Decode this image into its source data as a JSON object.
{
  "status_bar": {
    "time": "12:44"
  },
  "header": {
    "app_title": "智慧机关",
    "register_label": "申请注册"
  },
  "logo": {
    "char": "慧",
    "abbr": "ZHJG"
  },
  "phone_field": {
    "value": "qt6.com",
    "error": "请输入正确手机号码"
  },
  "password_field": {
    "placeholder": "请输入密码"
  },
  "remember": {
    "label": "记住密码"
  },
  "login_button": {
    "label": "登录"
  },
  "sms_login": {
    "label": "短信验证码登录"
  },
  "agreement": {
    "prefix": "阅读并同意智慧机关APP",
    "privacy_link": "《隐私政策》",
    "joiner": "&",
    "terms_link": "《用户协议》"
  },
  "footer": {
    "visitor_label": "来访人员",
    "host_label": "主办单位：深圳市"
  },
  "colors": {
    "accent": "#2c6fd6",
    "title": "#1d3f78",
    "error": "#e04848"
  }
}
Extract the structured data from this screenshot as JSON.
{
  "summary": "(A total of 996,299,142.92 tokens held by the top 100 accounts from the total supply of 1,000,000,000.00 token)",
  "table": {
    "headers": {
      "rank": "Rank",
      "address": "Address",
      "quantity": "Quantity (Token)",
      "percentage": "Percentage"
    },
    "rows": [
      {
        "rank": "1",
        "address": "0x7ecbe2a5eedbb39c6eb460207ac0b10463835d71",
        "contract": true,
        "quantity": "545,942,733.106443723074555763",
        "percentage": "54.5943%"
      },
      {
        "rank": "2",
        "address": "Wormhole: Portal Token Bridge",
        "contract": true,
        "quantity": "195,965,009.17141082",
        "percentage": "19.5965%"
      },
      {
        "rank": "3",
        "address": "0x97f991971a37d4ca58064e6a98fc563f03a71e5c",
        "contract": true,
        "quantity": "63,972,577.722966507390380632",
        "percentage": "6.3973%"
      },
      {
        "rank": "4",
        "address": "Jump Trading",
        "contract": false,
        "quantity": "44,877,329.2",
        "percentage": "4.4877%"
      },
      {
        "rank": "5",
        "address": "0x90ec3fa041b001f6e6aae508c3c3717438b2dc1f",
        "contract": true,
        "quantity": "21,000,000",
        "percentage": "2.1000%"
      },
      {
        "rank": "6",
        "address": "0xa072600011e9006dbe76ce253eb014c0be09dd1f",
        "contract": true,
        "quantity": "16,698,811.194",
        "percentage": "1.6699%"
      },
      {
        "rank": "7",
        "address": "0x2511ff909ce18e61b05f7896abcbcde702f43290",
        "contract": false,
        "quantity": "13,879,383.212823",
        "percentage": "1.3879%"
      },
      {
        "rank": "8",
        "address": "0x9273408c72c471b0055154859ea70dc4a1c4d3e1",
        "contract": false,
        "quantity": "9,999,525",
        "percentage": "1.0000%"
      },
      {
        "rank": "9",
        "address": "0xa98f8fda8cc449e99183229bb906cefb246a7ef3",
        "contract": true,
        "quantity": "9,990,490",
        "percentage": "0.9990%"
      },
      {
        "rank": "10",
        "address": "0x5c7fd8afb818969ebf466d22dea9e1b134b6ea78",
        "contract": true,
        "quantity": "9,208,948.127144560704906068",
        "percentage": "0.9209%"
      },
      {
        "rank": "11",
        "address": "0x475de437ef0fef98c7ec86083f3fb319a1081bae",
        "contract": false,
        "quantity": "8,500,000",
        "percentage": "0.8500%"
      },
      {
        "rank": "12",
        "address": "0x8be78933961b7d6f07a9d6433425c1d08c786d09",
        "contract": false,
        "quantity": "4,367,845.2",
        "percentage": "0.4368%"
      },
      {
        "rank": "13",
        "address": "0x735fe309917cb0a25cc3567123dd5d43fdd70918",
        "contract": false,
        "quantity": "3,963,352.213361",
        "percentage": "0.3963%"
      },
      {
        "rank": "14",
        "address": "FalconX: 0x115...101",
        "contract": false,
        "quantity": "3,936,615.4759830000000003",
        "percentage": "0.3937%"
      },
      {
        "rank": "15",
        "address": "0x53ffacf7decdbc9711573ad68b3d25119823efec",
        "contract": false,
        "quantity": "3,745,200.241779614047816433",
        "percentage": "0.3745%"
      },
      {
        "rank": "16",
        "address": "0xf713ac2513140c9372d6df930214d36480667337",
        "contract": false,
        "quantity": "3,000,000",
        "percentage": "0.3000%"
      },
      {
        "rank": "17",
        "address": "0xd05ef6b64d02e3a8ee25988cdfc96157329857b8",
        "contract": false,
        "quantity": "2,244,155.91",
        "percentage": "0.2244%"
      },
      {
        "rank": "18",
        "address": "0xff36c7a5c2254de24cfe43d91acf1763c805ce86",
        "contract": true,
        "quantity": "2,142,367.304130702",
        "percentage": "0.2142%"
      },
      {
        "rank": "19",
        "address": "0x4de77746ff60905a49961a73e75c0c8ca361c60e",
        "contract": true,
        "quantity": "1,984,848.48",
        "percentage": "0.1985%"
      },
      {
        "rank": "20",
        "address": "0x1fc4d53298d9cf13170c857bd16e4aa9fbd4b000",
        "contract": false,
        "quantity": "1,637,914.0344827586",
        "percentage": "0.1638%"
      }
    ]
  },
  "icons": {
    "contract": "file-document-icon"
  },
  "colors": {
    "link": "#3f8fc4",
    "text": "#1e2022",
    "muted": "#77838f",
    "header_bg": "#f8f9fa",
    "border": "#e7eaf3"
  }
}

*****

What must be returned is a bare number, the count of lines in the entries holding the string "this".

ANSWER AREA - 2